3. Christ. Take your pain to Christ. 2 Cor. 10 says, “We take captive every thought to make it captive to Christ.” God never wastes pain—he always has a purpose for it. Rom. 8:28-29 tells us what that general purpose is—to make us more like Christ. “And we know that in all things God works for the good of those who love him , who have been called according to his purpose. For those God foreknew he predestined to be conformed to the likeness of his son.” Taking your pain to Christ may mean that, primarily, you experience our Lord's comfort. It may mean that you have to learn the hard lesson of forgiving others as Christ forgave you. It may mean finding the courage in Christ to confront someone who hurt you.
Taking the pain to Christ is not the same thing as burying it or being passive!! It may mean that you see that your anger came because something was preventing you from reaching your idol of success, or acceptance or control. There are as many ways to Biblically process your pain as there are painful situations. The key is to take the pain to the Lord instead of letting the pain take you into sin.
4. Damage. Repair the damage your anger has caused. Immediately after telling us that wounding with our anger is sin, Jesus tells us what to do when such a wound has occurred. Matt. 5:23 “Therefore if you are offering your gift at the altar and there remember that your brother has something against you, leave your gift there in front of the altar. First go and be reconciled to your brother; then come and offer your gift.”
Proud men who will not seek the forgiveness of their wives and children when they wound them will drive their family members away. A wall will build up brick by brick, each time he wounds but refuses to take responsibility for the pain he caused. But if he humbles himself and obeys this verse, he will find that his family members are quick to forgive. They do not need perfect husbands and fathers, just fathers who love them enough to ask for forgiveness when they need to.

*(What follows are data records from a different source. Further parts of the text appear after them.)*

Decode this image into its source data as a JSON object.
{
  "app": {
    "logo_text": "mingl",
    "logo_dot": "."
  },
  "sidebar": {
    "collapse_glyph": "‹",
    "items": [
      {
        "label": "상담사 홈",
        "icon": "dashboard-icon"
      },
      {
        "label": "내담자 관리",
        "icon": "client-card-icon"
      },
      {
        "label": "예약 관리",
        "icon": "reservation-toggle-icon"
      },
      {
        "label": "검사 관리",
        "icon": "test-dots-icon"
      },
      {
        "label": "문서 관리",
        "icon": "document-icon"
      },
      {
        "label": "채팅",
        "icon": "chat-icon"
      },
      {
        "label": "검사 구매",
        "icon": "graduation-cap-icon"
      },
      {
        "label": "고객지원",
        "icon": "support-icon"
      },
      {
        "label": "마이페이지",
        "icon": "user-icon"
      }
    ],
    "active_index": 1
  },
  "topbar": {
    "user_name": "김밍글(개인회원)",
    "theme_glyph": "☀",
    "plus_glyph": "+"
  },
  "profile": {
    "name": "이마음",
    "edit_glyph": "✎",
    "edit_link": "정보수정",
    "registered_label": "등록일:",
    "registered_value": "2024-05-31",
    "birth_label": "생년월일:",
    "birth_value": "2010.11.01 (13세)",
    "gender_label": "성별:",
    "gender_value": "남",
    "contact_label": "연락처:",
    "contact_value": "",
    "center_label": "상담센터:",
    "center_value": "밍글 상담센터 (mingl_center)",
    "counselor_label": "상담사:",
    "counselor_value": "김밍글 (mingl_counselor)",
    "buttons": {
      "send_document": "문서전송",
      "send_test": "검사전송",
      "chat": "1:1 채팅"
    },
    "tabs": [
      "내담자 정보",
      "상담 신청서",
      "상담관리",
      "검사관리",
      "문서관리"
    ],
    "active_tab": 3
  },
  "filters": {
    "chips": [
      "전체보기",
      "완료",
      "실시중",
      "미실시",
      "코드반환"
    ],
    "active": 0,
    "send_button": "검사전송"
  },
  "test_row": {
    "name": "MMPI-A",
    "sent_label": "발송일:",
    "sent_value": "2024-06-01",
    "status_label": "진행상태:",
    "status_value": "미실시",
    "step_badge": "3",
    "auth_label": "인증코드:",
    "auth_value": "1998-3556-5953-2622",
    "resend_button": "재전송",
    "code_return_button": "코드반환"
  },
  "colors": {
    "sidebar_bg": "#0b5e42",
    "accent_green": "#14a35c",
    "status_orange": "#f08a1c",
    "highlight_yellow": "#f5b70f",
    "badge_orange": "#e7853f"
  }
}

5. Express your pain to your brother. God designed us to need connection with other members in the Body of Christ to process our pain. One of the reasons we get stuck overcoming a wound from the past, and can not seem to move on is that we have not processed it with another person, (which in my view explains part of the role of Christian Counselors.) Paul describes the ideal in I Cor. 12:26, “If one part suffers, every part suffers with it; if one part is honored, every part rejoices with it.” God tells us in Ecclesiastes 4:11 “Two are better than one because….if two lie down together they can keep warm, but how can one keep warm alone?”
Mountain climbers and soldiers understand this principle. Though their body is exposed to the hostile elements of cold and wind on three sides, the side turned toward their climbing buddy is protected from these raw elements, receiving, instead, the life-giving warmth they need. Every man needs this kind of safe place—a band of brothers who love him, with whom he can process the painful experiences of life, knowing he is still loved and accepted.

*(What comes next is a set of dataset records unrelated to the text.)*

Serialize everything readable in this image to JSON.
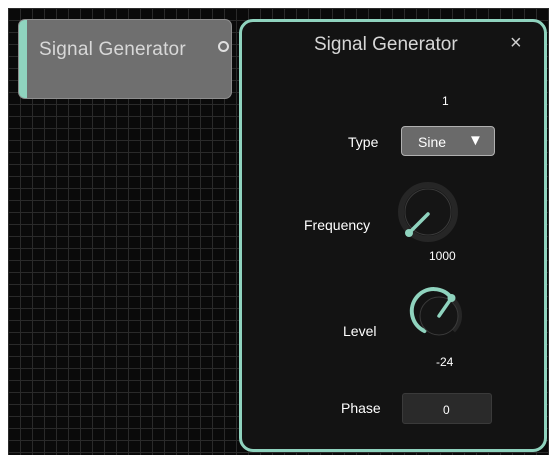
{
  "node": {
    "title": "Signal Generator",
    "accent_color": "#8fd3be"
  },
  "panel": {
    "title": "Signal Generator",
    "close_glyph": "×",
    "border_color": "#8fd3be",
    "channel_number": "1",
    "type": {
      "label": "Type",
      "value": "Sine",
      "arrow_glyph": "▼"
    },
    "frequency": {
      "label": "Frequency",
      "value": "1000"
    },
    "level": {
      "label": "Level",
      "value": "-24"
    },
    "phase": {
      "label": "Phase",
      "value": "0"
    }
  },
  "icons": [
    "close-icon",
    "chevron-down-icon",
    "output-port-icon"
  ]
}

Here is a link to a Men's Bible study PDF on Anger that is free download.